Town of Farragut is in good shape financially, Town administrator David Smoak told Farragut Board of Mayor and Aldermen last week.
Smoak presented proposals to the 2018-19 budget during a workshop held before the Board’s meeting Thursday, March 8, that started its annual budget process.
“Overall, we are looking at around a $7.2 million budget this year,” he said. “We’re looking at expenditures slightly lower than that, [$7,126,948], leaving a fund balance of $10,971,281. For 2018-19, the staff proposes $6,650,183, leaving a fund balance of $9,095,363.
“Over the last three years, we’ve been able to have revenues over expenditures over $5 million per year,” Smoak added. “This certainly has been a very good economic time for the Town, and for us to be able to get a lot of big projects done that we have been trying to save up for over time.”
Every year, the Board works on its strategic plan for the next year. This past year, he said, the Board developed a new, updated plan — the first in six years.
Smoak anticipates the 2017-18 budget to end with an estimated $12,501,311 in revenues. Of that, $6.5 million would come from local sales tax, and $1.9 million would come from state sales tax.
For the FY 2018-19 budget, Smoak proposes the Town would have revenues of $10,919,320, of which $6,180,000 would come from local sales tax and $1.8 million would come from state sales tax.
The state and local sales tax makes up most of the Town’s revenues, he said.
“The first part of our revenue sharing, the largest part, is our local sales tax, [where] we are seeing a slight increase in our local sales tax,” Smoak added.
However, he said, last year and running into this year, “the state had made an error in the new software system it had. I guess it wasn’t capturing all the businesses that were in Farragut.
“Because of that error, some of the businesses were dropped off Farragut and placed, wrongly, into Knox County or Knoxville.
“It took some months to get that revenue back,” Smoak said. “The state allocated all that revenue back to Farragut in October. We have been averaging that out over the last six months, but what that’s going to do is give us an estimated number.”

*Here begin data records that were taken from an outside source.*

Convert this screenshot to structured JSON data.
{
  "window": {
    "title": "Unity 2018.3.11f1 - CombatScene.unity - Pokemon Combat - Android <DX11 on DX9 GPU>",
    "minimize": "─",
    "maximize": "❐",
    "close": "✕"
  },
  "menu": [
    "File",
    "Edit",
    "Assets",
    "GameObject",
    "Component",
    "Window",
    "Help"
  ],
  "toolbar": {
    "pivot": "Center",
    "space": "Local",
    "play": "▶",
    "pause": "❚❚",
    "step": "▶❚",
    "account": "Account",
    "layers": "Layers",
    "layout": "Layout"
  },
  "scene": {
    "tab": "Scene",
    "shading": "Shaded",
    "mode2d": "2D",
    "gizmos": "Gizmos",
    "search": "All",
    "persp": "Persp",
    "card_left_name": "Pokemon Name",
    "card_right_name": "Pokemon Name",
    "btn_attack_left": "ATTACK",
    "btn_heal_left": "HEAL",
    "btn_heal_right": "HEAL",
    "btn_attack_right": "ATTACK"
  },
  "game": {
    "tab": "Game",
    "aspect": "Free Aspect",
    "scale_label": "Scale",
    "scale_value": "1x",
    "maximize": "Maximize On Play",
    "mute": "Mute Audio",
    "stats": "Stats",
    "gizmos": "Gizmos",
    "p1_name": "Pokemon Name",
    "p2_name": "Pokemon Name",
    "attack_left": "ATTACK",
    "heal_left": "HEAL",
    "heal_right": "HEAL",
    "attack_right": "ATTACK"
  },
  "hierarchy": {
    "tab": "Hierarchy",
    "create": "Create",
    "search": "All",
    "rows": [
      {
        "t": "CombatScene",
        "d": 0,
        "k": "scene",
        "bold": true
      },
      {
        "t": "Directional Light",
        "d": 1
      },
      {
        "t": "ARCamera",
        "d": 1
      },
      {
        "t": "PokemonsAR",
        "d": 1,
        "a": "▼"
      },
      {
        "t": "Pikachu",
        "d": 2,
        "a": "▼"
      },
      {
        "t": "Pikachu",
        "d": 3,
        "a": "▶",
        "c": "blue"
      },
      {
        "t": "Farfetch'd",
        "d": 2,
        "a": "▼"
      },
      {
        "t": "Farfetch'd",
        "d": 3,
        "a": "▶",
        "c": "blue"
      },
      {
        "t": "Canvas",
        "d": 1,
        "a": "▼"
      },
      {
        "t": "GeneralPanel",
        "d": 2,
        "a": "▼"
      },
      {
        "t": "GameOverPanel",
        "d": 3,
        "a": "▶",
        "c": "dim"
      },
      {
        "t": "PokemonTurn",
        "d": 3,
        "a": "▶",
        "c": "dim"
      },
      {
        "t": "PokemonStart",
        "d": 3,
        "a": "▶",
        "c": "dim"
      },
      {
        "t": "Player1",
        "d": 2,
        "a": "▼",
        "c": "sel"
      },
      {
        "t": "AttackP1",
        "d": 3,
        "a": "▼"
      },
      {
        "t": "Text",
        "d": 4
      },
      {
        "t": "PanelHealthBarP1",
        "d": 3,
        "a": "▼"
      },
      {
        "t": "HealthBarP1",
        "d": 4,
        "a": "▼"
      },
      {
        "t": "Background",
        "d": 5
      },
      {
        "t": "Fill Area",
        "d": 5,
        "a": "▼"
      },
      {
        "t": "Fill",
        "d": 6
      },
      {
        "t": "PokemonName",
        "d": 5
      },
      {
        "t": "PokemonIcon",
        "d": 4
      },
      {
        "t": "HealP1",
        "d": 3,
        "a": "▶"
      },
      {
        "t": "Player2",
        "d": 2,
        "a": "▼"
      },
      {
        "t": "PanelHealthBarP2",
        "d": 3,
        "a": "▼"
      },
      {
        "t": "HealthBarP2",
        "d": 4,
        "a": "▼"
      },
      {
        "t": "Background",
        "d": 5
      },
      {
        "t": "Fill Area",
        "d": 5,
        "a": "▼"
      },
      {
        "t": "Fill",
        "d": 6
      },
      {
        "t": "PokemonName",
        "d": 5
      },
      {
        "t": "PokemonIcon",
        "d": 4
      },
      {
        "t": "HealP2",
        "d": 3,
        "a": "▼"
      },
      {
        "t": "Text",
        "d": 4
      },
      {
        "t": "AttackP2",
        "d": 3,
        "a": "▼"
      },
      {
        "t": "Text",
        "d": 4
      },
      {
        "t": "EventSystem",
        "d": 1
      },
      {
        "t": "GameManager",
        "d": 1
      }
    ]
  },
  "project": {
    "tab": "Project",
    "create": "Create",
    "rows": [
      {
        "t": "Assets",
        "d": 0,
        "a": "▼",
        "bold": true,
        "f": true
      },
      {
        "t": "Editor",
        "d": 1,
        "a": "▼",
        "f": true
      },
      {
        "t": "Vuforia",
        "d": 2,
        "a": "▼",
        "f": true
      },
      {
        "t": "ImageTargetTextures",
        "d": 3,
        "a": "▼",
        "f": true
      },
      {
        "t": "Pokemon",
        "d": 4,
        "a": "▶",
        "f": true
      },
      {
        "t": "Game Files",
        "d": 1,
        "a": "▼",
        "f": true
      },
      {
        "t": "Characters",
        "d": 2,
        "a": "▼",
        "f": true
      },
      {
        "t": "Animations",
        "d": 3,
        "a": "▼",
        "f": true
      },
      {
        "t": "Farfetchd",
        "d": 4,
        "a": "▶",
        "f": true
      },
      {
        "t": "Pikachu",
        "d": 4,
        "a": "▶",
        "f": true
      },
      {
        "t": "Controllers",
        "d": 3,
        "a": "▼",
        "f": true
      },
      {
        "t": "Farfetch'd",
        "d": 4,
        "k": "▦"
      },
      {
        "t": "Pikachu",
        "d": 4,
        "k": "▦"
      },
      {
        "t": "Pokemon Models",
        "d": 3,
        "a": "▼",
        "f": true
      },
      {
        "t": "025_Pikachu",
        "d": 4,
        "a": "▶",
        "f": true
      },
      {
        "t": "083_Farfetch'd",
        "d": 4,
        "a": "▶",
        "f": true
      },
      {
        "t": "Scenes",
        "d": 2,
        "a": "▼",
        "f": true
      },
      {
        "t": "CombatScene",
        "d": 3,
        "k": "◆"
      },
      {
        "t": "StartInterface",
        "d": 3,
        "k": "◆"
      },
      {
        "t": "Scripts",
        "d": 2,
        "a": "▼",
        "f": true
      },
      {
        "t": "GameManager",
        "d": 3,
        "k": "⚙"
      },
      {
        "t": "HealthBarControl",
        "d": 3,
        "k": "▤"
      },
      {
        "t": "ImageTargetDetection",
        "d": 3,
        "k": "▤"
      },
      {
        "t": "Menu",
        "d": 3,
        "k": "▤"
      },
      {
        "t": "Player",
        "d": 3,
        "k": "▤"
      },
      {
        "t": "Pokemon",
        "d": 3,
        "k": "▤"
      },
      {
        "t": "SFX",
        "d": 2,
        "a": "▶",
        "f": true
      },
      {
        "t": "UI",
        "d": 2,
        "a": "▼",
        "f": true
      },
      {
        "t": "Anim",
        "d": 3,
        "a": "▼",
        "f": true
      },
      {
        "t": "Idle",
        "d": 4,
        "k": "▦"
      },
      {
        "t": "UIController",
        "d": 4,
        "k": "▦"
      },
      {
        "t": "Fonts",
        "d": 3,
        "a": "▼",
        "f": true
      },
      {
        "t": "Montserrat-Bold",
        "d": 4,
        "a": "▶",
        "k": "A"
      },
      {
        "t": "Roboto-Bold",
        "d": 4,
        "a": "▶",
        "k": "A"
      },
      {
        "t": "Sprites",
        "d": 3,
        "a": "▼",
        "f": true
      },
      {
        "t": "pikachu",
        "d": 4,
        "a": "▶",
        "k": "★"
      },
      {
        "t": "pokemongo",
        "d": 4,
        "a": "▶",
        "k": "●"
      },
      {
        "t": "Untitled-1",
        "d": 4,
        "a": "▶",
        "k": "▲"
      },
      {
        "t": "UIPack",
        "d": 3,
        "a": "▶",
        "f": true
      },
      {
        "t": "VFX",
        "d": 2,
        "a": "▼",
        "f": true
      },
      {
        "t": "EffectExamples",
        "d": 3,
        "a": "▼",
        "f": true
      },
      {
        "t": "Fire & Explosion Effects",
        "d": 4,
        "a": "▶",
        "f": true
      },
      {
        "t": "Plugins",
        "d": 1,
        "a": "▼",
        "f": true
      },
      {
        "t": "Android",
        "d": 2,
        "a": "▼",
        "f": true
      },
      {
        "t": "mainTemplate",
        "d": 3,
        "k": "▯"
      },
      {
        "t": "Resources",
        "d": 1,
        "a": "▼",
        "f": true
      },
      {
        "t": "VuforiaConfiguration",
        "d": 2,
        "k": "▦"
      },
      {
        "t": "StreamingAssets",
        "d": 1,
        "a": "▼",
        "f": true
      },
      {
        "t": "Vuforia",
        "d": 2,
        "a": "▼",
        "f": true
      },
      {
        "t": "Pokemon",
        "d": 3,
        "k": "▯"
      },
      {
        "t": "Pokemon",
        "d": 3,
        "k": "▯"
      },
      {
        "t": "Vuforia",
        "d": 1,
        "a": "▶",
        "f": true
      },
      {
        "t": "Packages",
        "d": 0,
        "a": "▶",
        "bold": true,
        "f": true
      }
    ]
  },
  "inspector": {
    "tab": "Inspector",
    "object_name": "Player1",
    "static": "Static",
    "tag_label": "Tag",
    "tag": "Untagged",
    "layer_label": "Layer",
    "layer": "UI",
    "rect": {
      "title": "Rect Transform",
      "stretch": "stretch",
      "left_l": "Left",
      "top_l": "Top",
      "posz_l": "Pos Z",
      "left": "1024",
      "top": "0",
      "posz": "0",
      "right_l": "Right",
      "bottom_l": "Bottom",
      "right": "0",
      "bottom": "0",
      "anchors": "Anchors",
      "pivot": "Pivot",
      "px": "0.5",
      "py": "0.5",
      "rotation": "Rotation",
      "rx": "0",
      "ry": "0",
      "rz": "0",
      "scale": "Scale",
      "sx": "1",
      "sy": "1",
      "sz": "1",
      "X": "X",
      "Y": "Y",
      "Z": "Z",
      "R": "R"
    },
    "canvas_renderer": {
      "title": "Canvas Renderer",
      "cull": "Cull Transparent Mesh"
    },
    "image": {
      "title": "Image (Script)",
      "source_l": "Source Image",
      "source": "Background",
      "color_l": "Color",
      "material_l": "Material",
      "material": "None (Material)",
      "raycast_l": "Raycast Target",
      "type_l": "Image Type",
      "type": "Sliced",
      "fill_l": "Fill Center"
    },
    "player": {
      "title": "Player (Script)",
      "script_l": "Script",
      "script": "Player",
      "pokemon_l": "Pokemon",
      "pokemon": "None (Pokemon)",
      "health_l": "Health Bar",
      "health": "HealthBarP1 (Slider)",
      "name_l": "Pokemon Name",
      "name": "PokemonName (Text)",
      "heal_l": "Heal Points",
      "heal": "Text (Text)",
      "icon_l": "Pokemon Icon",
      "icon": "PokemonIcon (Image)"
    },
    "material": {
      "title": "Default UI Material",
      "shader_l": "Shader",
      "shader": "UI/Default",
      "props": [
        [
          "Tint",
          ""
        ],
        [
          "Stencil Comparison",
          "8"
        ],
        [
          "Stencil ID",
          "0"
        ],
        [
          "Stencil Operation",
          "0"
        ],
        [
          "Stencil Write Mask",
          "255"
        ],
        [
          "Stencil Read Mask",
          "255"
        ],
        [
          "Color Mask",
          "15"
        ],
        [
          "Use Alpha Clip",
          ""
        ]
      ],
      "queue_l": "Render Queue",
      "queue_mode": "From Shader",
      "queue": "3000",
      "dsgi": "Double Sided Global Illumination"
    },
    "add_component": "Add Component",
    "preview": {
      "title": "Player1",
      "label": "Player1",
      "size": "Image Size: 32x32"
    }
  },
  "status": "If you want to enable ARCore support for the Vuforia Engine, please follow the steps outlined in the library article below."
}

Next year, he said the staff is expecting a 3 percent increase in the local sales tax.
“I don’t anticipate any large developments coming on line in the next year,” Smoak said. “There are several things in the pipeline, but even if they started construction the next couple of months, I don’t know if they actually would get done in time to have any real impact on us on next year’s budget.”
With the enactment of the Improve Act, the Town can expect a decrease in its General Fund revenue by approximately $23,730 — but an increase in State Street Aid Fund revenues by $117, 520.
“If you recall, there was a 4-cent gas tax increase this year. It’s going to be 1 cent next year and 1 cent the year after that,” Smoak said.
However, the Town continuously can expect to get less from the state Hall Tax.
“It will be eliminated by 2021,” Smoak said. “It’s been going down 1 percent a year, from the state, which is around a 17 percent reduction to us each and every year.”
In the Town’s 2016-17 budget, it received $1,143,490 from the tax. He estimates revenues from the tax at $1,091,836 for 2017-18 and he anticipates $400,000 for 2018-19.
Other revenues include the Wholesale Beer, Liquor and Mixed Drink Tax, which he proposes will be $1,165,000 for the 2017-18 budget; intergovernmental revenues, $651,400; building permits and licenses, $354,700; recreation fees, $162,500; traffic enforcement program fines, $50,200; rent, $91,720; and miscellaneous, $63,800.
Part of what will be decreasing general fund expenses is the tourism program.
“We are looking at tourism and we are looking at making it a separate fund, so the expenses we currently have in the General Fund, we are looking out to pull in that tourism fund,” he said. “We are still working on that.
The staff also has not included personnel merit or employee expenses in the budget.
“We usually do that later, once we have time to figure out where we’re at,” he said. “Overall, with personnel and operating costs, you can see a pretty steady trend line.”
This year, the Town had an increase on health insurance rates, which “caused us to have a higher end-of-the-year cost,” Smoak said. “Next year, we are not proposing to add any new positions, so we are looking at a flat number of employees for next year.”